------ STUDY MATERIAL

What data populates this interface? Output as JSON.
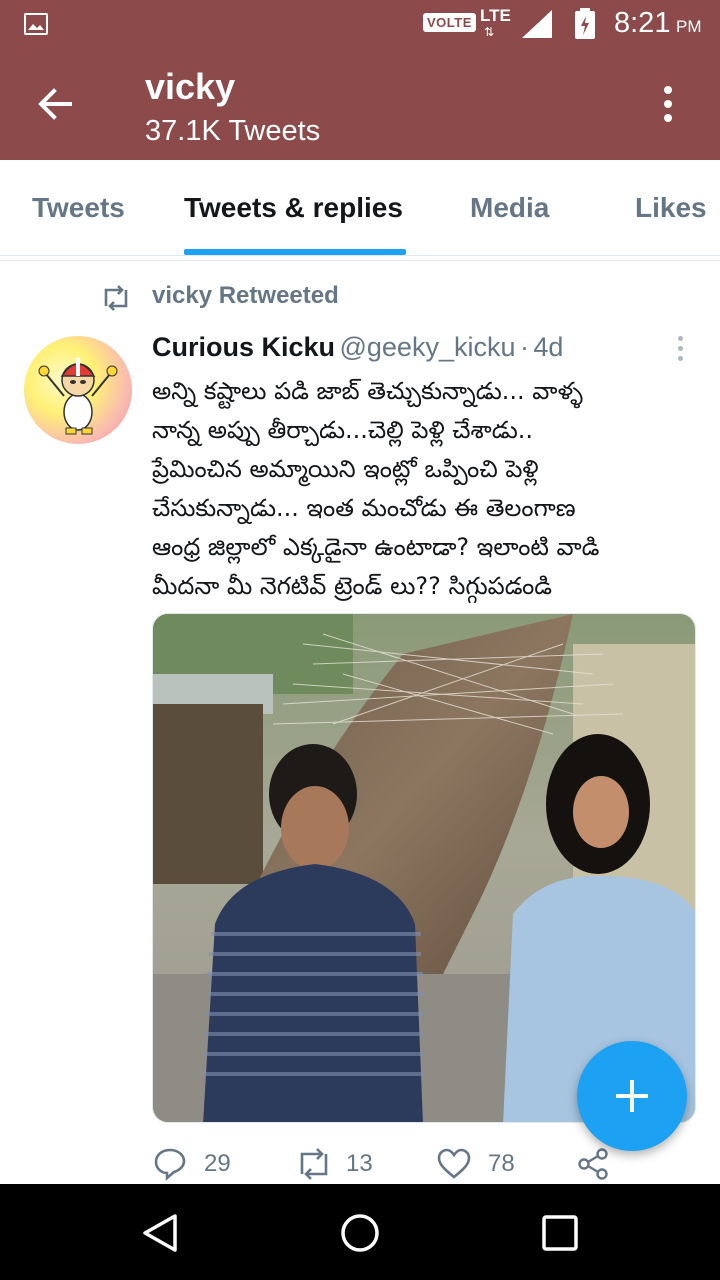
{
  "status_bar": {
    "volte": "VOLTE",
    "network": "LTE",
    "network_arrows": "⇅",
    "time": "8:21",
    "ampm": "PM",
    "icons": [
      "gallery-icon",
      "signal-icon",
      "battery-charging-icon"
    ]
  },
  "header": {
    "name": "vicky",
    "tweet_count": "37.1K Tweets",
    "back_icon": "arrow-left-icon",
    "more_icon": "more-vertical-icon"
  },
  "tabs": [
    {
      "label": "Tweets",
      "active": false
    },
    {
      "label": "Tweets & replies",
      "active": true
    },
    {
      "label": "Media",
      "active": false
    },
    {
      "label": "Likes",
      "active": false
    }
  ],
  "tweet": {
    "retweet_label": "vicky Retweeted",
    "author": "Curious Kicku",
    "handle": "@geeky_kicku",
    "separator": "·",
    "age": "4d",
    "text_lines": [
      "అన్ని కష్టాలు పడి జాబ్ తెచ్చుకున్నాడు... వాళ్ళ",
      "నాన్న అప్పు తీర్చాడు...చెల్లి పెళ్లి చేశాడు..",
      "ప్రేమించిన అమ్మాయిని ఇంట్లో ఒప్పించి పెళ్లి",
      "చేసుకున్నాడు... ఇంత మంచోడు ఈ తెలంగాణ",
      "ఆంధ్ర జిల్లాలో ఎక్కడైనా ఉంటాడా? ఇలాంటి వాడి",
      "మీదనా మీ నెగటివ్ ట్రెండ్ లు?? సిగ్గుపడండి"
    ],
    "replies": "29",
    "retweets": "13",
    "likes": "78"
  },
  "colors": {
    "header_bg": "#8d4a4a",
    "accent": "#1da1f2",
    "secondary_text": "#657786"
  },
  "navbar": {
    "icons": [
      "back-triangle-icon",
      "home-circle-icon",
      "recents-square-icon"
    ]
  }
}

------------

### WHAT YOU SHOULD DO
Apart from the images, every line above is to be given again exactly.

### RESULT
What data populates this interface? Output as JSON.
{
  "status_bar": {
    "volte": "VOLTE",
    "network": "LTE",
    "network_arrows": "⇅",
    "time": "8:21",
    "ampm": "PM",
    "icons": [
      "gallery-icon",
      "signal-icon",
      "battery-charging-icon"
    ]
  },
  "header": {
    "name": "vicky",
    "tweet_count": "37.1K Tweets",
    "back_icon": "arrow-left-icon",
    "more_icon": "more-vertical-icon"
  },
  "tabs": [
    {
      "label": "Tweets",
      "active": false
    },
    {
      "label": "Tweets & replies",
      "active": true
    },
    {
      "label": "Media",
      "active": false
    },
    {
      "label": "Likes",
      "active": false
    }
  ],
  "tweet": {
    "retweet_label": "vicky Retweeted",
    "author": "Curious Kicku",
    "handle": "@geeky_kicku",
    "separator": "·",
    "age": "4d",
    "text_lines": [
      "అన్ని కష్టాలు పడి జాబ్ తెచ్చుకున్నాడు... వాళ్ళ",
      "నాన్న అప్పు తీర్చాడు...చెల్లి పెళ్లి చేశాడు..",
      "ప్రేమించిన అమ్మాయిని ఇంట్లో ఒప్పించి పెళ్లి",
      "చేసుకున్నాడు... ఇంత మంచోడు ఈ తెలంగాణ",
      "ఆంధ్ర జిల్లాలో ఎక్కడైనా ఉంటాడా? ఇలాంటి వాడి",
      "మీదనా మీ నెగటివ్ ట్రెండ్ లు?? సిగ్గుపడండి"
    ],
    "replies": "29",
    "retweets": "13",
    "likes": "78"
  },
  "colors": {
    "header_bg": "#8d4a4a",
    "accent": "#1da1f2",
    "secondary_text": "#657786"
  },
  "navbar": {
    "icons": [
      "back-triangle-icon",
      "home-circle-icon",
      "recents-square-icon"
    ]
  }
}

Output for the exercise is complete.